Being In Europe Makes Me Wonder Why American Cities Are So Ugly

Being In Europe Makes Me Wonder Why American Cities Are So Ugly

Hello from London!

My question of the day is: When did society give up on beauty? From our cities to our fashion to our use of language, it seems that America has become uglier.

This might come as a surprise, but one of my favorite forms of entertainment is ballet. I love everything about it. I never really thought about why I love the craft of ballet until I arrived in London this week.

I come here at least twice a year because my husband was born and raised here. We’re always so excited just to get out into the city of London. That’s because it’s a beautiful city.

American cities, though, are not this way. Many of them are objectively ugly.

London, however, is a work of art. People seem to take care of the city. Paris is the same way.

Let me be clear. This is not because of how much money those cities have. I don’t want you to associate greatness with wealth because, irrespective of wealth, each European city that I’ve been to — and there are many — has been beautiful.

Bucharest in Romania is a magnificent city, Budapest in Hungary same way. Don’t get me started on Rome, Milan, or even Dubrovnik in Croatia where I lived for two months — all poorer cities than the ones you can find in America — but all beautiful.

For many of us, our impression of faraway places comes from our cultural experiences — especially movies.

In movies the streets of London are magnificent, the architecture is unbelievable and it is exactly like that in real life — only rainy.

Yet when I meet foreigners who want to travel to America, to see New York or Los Angeles because of what they see in movies — a little piece of me dies inside. 

I know how incredibly let down they’re going to be when they arrive because, nope, those cities are not like the movies.

I don’t think the movies smell like New York City does. Because when you get into NYC, the stench completely overwhelms you. The filth of the city overwhelms you. The dilapidated subway stations and crime overwhelm you.

Many people think Los Angeles is some glamorous place like in “Pretty Woman.” You’re expecting everything to look like Beverly Hills. You’re expecting to see beautiful, inviting palm trees.

In reality, when you visit Los Angeles — it looks like a very poor South American city and the palm trees look depressed, as if they’re being held hostage, begging to be taken to Florida.

So what happened? Obviously, this is not how America always was. There was a great American tapestry and now it’e being slowly unwoven.

What happened to American architecture or even home decor? Now it’s all white walls and stainless steel appliances. It’s very utilitarian.

And then there’s American art. Museums, like MOMA, are literally putting out toilets, saying “Oh, it’s art.

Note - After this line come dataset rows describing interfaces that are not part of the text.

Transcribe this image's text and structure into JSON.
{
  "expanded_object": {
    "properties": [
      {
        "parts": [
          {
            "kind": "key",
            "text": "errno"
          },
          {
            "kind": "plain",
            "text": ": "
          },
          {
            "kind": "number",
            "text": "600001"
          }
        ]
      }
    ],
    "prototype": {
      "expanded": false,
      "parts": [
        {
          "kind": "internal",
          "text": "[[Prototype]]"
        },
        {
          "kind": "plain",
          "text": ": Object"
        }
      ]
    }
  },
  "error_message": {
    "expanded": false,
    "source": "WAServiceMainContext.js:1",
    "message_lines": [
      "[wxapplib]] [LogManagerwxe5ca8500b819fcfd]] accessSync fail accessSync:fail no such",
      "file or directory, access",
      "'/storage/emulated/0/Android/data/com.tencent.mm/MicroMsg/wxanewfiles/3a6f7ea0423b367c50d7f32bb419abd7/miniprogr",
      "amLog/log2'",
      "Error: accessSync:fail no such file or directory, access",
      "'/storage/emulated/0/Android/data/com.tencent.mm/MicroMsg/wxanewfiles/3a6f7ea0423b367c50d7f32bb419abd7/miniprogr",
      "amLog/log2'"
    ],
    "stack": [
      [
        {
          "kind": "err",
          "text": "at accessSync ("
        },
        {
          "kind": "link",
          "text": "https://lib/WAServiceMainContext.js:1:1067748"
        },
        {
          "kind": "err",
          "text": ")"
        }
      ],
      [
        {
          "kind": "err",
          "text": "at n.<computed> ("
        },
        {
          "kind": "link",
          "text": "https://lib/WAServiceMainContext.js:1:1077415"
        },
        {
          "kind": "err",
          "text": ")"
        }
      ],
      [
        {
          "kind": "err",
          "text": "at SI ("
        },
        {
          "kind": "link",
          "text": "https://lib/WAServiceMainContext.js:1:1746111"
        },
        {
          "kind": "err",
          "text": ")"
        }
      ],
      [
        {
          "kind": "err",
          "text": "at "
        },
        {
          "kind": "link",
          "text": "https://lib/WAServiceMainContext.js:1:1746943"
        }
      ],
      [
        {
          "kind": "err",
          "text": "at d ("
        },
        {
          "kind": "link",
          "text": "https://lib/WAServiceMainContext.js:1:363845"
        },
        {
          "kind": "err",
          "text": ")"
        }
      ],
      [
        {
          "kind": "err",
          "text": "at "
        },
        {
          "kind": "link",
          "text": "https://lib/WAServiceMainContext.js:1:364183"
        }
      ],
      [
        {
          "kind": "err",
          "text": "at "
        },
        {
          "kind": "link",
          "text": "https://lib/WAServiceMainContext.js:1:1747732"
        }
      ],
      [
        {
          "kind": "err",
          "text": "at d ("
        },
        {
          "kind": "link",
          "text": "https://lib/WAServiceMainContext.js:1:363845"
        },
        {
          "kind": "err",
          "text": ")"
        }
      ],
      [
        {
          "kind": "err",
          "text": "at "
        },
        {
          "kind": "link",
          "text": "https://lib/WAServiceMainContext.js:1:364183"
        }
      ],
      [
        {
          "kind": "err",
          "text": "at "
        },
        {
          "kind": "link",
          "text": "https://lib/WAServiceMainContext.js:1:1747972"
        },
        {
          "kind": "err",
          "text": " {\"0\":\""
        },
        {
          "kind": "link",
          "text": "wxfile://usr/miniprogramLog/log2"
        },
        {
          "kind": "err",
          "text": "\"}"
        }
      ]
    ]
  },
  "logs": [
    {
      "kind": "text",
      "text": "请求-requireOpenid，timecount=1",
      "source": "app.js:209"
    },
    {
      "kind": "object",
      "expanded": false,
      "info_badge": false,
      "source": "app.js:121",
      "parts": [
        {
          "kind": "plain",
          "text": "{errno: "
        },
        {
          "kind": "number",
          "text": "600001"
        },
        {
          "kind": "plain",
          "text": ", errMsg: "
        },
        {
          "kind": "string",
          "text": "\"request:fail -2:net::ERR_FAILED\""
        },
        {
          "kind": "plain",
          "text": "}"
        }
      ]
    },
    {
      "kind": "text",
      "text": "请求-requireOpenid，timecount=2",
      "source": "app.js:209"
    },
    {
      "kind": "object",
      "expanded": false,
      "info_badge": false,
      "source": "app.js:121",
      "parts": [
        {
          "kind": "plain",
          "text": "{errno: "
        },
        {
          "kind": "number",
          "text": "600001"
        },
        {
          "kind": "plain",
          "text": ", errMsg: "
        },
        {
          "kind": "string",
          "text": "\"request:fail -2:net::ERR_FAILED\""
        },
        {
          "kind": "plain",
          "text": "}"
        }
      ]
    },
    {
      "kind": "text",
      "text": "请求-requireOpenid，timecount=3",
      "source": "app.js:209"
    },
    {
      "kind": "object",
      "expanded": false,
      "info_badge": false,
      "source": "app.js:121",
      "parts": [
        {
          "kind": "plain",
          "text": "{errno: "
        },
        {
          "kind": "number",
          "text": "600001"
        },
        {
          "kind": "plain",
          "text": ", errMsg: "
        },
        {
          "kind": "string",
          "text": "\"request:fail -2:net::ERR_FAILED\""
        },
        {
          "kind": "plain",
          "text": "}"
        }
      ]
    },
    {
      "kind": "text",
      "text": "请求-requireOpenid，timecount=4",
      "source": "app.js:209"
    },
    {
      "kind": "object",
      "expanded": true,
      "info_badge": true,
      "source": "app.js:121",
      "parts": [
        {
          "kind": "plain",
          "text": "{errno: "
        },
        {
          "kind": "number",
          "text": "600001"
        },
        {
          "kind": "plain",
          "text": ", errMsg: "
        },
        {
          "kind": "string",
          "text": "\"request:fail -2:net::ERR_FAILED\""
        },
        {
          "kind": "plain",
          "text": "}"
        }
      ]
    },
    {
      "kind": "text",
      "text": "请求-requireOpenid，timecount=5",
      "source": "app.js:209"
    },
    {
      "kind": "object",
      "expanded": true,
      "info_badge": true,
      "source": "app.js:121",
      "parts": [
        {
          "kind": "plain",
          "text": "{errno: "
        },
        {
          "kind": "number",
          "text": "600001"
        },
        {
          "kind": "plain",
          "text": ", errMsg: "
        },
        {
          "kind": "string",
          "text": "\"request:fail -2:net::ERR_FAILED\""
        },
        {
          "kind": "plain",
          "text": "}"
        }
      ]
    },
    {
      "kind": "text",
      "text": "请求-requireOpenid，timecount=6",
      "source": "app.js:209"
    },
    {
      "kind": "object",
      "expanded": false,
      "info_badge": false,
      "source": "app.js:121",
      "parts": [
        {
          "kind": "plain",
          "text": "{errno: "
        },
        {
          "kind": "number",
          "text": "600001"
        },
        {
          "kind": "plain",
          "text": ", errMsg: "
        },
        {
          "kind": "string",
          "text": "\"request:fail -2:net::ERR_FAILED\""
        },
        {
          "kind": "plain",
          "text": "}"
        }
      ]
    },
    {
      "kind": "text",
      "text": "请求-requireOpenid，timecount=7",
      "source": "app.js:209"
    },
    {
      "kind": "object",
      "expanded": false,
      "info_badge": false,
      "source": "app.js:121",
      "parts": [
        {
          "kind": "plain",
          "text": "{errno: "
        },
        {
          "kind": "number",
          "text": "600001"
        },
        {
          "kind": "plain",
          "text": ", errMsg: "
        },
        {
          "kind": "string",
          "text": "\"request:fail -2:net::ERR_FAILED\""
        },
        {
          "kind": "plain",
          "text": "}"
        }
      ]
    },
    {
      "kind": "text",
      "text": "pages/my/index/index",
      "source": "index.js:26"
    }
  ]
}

You get it. It’s so deep. So deep, it’s so forward.” 

No, it is crap. It’s what it is.

And yet somebody will step up to the plate and they will spend $10,000 for that junk.

Or think about American dance. We have gone from ballet to twerking.

What happened to our fashion? If you look at old pictures of America, the men looked amazing. They were dressed so well. How did we face this fashion decline over time?

Most men today aren’t working as hard as their grandparents did, but they’re dressing worse than they did. How did we get so lax in our fashion?

Language is also something that is suffering.

We have become a culture of colloquialisms, a culture of slang. American English does not inspire greatness. It is not eloquent.

Consider the books we’re producing. Books like “50 Shades of Gray” completely butcher the English language. It’s atrocious. Of course, that went on to become a movie when it’s really just debauchery. It is disgusting.

Beauty is actually good for the soul. That’s why I like being in London. I like the clean lines, I like my surroundings, the buildings, and the landscaping. I like to walk down the street. 

Beauty actually calms your soul and inspires it.

Walking in London, I realized that I am drawn to ballet for the exact same reasons I am drawn to European cities. There is a certain discipline about both. 

That’s a very important word — discipline. It seems we have lost it in America.

Instead, we have a very undisciplined culture.

And the evidence is everywhere throughout American society, which is why so many aspects of our culture have lost their beauty.

Be sure to watch my new documentary The Greatest Lie Ever Sold where we uncover the truth behind Black Lives Matter.

America